Task directions = Take each line in the entries below that holds "information" and show it.

[Dataset rows describing interfaces]

• • • • •

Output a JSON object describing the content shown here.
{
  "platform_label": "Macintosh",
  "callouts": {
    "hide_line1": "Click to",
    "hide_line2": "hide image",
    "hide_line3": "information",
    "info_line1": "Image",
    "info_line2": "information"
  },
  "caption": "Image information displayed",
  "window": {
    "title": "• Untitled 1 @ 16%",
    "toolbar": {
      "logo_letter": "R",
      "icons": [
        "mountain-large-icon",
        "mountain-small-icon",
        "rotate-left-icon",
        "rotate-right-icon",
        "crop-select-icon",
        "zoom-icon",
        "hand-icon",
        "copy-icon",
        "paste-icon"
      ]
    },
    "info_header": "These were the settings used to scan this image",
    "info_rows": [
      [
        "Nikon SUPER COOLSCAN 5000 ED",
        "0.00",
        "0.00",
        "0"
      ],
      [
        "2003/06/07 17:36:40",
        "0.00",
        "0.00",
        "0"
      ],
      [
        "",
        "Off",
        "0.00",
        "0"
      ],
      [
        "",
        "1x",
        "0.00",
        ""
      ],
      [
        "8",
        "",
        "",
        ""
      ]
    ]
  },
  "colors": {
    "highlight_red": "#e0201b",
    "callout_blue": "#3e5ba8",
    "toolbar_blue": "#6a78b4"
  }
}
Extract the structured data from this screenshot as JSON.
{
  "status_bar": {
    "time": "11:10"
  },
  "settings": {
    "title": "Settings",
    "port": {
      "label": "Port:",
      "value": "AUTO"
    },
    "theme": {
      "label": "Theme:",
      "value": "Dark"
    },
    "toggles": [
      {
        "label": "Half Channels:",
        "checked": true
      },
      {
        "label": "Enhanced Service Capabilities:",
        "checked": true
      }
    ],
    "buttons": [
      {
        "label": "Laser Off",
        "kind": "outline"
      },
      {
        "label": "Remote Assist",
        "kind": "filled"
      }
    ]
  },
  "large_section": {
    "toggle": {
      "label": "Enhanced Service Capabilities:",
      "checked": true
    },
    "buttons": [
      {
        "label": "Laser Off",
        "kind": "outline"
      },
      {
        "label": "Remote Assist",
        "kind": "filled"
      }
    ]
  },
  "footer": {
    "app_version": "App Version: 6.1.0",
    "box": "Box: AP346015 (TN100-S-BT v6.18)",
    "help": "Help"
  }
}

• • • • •

Answer space =
    "hide_line3": "information",
    "info_line2": "information"
  "caption": "Image information displayed",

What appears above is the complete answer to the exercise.